Emit the data below verbatim, stripping out any pictures.

------------

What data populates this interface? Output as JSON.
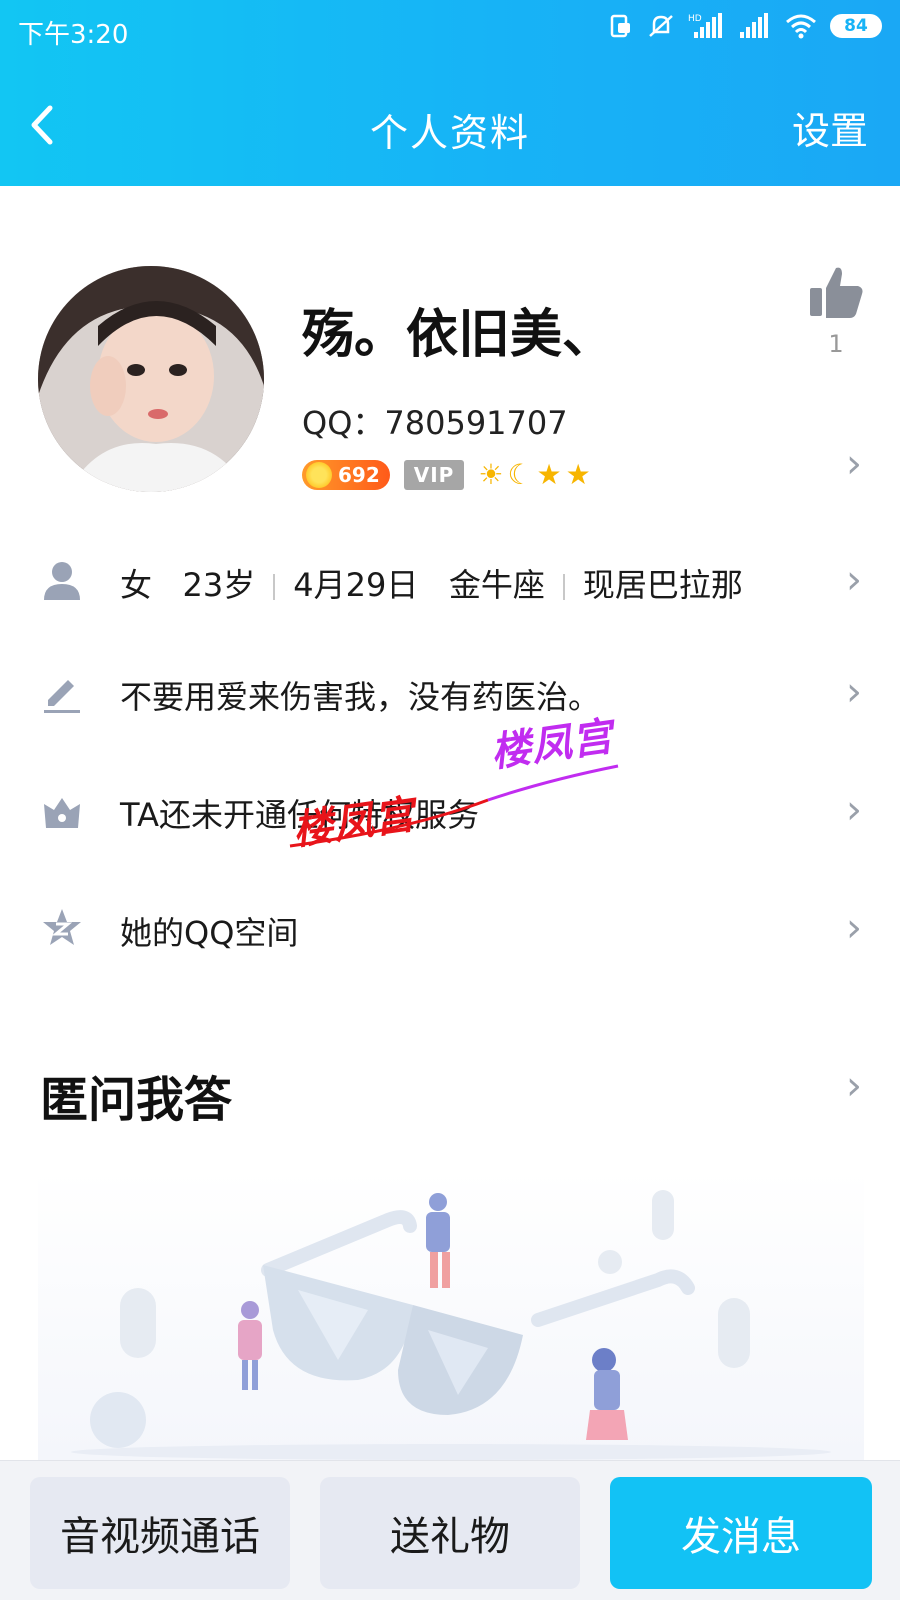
{
  "status_bar": {
    "time": "下午3:20",
    "battery": "84"
  },
  "nav": {
    "title": "个人资料",
    "settings_label": "设置"
  },
  "profile": {
    "nickname": "殇。依旧美、",
    "qq_line": "QQ：780591707",
    "coin_value": "692",
    "vip_label": "VIP",
    "like_count": "1"
  },
  "info": {
    "gender": "女",
    "age": "23岁",
    "birthday": "4月29日",
    "zodiac": "金牛座",
    "location": "现居巴拉那",
    "signature": "不要用爱来伤害我，没有药医治。",
    "privilege": "TA还未开通任何特权服务",
    "qzone": "她的QQ空间"
  },
  "qa": {
    "title": "匿问我答"
  },
  "watermark": {
    "text_red": "楼凤宫",
    "text_purple": "楼凤宫"
  },
  "bottom_bar": {
    "av_call": "音视频通话",
    "gift": "送礼物",
    "message": "发消息"
  },
  "colors": {
    "header": "#17b3f6",
    "primary_button": "#12c2f5",
    "icon_gray": "#9aa3b6"
  },
  "icons": [
    "back-arrow-icon",
    "person-icon",
    "pencil-icon",
    "crown-icon",
    "qzone-star-icon",
    "thumbs-up-icon",
    "chevron-right-icon"
  ]
}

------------

> **ANSWER AREA**
What data populates this interface? Output as JSON.
{
  "status_bar": {
    "time": "下午3:20",
    "battery": "84"
  },
  "nav": {
    "title": "个人资料",
    "settings_label": "设置"
  },
  "profile": {
    "nickname": "殇。依旧美、",
    "qq_line": "QQ：780591707",
    "coin_value": "692",
    "vip_label": "VIP",
    "like_count": "1"
  },
  "info": {
    "gender": "女",
    "age": "23岁",
    "birthday": "4月29日",
    "zodiac": "金牛座",
    "location": "现居巴拉那",
    "signature": "不要用爱来伤害我，没有药医治。",
    "privilege": "TA还未开通任何特权服务",
    "qzone": "她的QQ空间"
  },
  "qa": {
    "title": "匿问我答"
  },
  "watermark": {
    "text_red": "楼凤宫",
    "text_purple": "楼凤宫"
  },
  "bottom_bar": {
    "av_call": "音视频通话",
    "gift": "送礼物",
    "message": "发消息"
  },
  "colors": {
    "header": "#17b3f6",
    "primary_button": "#12c2f5",
    "icon_gray": "#9aa3b6"
  },
  "icons": [
    "back-arrow-icon",
    "person-icon",
    "pencil-icon",
    "crown-icon",
    "qzone-star-icon",
    "thumbs-up-icon",
    "chevron-right-icon"
  ]
}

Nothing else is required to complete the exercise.